David Mulroy brings to life the witty, poignant, and brutally direct voice of a flesh-and-blood man, a young provincial in the Eternal City, reacting to real people and events in a Rome full of violent conflict among individuals marked by genius and megalomaniacal passions. Mulroy's lively, rhythmic translations of the poems are enhanced by an introduction and commentary that provide biographical and bibliographical information about Catullus, a history of his times, a discussion of the translations, and definitions and notes that ease the way for anyone who is not a Latin scholar.
PortraitDavid Mulroy, associate professor of classics at the University of Wisconsin-Milwaukee, has published two other translated collections, Early Greek Lyric Poetry and Horace's Odes and Epodes.
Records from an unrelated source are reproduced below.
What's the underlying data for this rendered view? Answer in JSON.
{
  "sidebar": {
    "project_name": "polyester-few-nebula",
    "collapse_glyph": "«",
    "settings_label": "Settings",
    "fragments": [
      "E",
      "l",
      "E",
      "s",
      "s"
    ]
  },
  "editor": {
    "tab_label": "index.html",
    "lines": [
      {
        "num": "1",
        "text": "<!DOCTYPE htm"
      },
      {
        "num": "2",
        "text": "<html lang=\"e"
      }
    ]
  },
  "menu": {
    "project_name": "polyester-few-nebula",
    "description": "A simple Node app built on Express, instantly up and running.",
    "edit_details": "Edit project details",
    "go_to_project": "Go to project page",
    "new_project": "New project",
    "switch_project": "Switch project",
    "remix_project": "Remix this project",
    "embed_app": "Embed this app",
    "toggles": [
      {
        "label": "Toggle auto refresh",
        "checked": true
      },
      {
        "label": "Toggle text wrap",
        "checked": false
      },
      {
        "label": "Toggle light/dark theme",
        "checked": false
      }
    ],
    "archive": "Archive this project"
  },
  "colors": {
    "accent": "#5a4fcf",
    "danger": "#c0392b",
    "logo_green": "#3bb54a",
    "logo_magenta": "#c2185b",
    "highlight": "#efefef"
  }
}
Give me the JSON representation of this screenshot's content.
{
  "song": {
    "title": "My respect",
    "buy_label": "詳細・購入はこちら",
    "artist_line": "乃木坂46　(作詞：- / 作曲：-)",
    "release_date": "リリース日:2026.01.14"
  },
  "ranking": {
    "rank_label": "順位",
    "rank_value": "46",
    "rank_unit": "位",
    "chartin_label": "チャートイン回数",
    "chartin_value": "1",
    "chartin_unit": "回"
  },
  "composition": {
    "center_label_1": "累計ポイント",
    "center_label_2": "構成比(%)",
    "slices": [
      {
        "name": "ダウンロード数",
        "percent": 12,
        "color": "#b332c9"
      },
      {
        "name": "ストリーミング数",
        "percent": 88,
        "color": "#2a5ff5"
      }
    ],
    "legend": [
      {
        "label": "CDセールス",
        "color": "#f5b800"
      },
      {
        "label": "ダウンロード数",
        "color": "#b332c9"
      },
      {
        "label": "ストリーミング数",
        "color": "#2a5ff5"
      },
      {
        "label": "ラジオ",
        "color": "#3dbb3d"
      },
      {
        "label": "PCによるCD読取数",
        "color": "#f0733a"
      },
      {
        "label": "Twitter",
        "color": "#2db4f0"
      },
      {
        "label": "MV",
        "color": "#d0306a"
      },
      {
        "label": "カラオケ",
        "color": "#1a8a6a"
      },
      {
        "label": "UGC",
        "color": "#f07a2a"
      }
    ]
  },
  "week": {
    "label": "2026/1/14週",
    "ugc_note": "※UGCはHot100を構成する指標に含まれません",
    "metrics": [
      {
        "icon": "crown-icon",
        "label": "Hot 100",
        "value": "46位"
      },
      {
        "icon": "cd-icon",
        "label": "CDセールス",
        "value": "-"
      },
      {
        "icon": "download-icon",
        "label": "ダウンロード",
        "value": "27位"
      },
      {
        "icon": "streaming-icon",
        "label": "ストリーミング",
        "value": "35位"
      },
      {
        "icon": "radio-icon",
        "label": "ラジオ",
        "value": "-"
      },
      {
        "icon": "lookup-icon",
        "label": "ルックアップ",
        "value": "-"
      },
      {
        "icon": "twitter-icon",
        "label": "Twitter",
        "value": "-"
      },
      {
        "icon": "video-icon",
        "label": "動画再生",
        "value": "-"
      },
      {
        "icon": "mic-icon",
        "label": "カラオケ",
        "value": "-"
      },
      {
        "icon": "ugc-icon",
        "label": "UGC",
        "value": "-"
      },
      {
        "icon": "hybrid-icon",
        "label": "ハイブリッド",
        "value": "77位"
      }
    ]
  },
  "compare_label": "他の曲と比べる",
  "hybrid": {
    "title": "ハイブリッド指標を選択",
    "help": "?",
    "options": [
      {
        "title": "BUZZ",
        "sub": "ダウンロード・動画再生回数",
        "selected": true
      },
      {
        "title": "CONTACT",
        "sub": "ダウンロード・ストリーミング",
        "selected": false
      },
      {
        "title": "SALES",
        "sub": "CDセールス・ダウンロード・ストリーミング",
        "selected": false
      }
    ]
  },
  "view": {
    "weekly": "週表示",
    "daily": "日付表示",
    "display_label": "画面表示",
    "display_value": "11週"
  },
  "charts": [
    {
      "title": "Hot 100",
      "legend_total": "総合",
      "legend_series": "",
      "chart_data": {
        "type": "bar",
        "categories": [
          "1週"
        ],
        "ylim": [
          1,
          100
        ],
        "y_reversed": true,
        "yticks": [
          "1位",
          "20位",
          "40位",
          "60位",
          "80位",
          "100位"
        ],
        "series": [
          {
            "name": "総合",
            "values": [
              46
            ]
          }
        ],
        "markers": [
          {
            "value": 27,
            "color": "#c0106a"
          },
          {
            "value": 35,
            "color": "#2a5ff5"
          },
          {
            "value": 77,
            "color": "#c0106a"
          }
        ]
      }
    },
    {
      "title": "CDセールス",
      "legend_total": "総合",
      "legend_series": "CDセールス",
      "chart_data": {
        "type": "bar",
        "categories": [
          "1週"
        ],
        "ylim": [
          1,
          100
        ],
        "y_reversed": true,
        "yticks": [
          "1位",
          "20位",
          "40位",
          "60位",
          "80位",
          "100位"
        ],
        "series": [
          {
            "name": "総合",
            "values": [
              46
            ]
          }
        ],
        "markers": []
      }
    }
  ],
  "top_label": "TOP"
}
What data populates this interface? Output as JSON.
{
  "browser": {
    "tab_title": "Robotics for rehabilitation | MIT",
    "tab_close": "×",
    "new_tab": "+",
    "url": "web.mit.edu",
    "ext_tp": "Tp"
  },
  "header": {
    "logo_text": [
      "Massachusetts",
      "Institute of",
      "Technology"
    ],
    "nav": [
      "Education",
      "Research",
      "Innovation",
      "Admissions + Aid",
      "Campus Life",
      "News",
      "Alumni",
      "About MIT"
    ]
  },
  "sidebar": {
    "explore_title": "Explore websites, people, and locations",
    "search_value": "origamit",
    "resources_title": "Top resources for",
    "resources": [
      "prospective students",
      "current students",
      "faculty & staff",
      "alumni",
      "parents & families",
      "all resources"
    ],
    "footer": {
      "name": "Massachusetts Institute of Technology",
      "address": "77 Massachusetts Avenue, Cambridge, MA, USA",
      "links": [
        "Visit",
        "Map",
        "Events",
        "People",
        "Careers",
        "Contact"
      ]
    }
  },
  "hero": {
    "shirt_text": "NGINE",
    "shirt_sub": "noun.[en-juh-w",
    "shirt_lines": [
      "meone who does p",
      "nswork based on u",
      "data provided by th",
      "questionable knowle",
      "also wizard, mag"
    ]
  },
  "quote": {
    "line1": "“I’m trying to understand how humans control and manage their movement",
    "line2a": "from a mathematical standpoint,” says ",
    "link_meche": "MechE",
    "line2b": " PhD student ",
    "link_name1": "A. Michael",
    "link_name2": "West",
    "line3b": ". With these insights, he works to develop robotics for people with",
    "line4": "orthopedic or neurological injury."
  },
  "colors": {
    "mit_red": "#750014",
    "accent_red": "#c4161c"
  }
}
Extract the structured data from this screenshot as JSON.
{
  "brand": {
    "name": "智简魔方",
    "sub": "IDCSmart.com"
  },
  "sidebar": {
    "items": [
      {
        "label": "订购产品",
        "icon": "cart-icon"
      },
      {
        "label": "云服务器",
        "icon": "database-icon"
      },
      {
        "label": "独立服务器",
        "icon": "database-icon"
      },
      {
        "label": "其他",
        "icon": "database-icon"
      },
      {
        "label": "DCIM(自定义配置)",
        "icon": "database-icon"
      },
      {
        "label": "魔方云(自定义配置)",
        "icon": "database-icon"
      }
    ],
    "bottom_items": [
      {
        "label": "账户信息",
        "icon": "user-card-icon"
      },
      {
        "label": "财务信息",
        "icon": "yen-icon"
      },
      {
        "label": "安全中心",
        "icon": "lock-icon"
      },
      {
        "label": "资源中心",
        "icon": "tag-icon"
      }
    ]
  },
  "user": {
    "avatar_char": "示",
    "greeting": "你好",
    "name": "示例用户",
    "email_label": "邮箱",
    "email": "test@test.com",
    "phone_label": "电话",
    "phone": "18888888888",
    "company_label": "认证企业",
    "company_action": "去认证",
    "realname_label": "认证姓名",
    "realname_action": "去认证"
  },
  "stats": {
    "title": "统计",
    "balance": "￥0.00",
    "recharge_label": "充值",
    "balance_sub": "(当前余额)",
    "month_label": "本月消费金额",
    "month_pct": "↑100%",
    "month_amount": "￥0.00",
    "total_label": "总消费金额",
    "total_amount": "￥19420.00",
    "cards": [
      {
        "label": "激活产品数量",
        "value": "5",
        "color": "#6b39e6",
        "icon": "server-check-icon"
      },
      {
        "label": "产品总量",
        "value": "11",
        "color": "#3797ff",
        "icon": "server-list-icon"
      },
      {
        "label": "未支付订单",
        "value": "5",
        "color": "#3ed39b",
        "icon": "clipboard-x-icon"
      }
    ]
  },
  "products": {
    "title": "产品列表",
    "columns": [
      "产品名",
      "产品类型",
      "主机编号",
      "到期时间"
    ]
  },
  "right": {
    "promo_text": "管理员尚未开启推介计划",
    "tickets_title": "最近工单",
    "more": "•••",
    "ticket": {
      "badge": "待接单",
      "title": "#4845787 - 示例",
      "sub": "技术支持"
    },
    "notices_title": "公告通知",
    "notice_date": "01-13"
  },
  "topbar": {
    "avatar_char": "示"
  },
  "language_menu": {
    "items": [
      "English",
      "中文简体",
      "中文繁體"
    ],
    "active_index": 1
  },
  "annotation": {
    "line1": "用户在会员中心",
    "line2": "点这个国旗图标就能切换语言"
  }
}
He has performed his translations of Catullus' poems at poetry slams in Milwaukee bars to enthusiastic response.
Untertitel: 'Wisconsin Studies in Classics'. Sprache: Englisch.
Verlag: UNIV OF WISCONSIN PR
Erscheinungsdatum: Mai 2002
Seitenanzahl: 160 Seiten
Übersetzer/Sprecher: Übersetzt von David Mulroy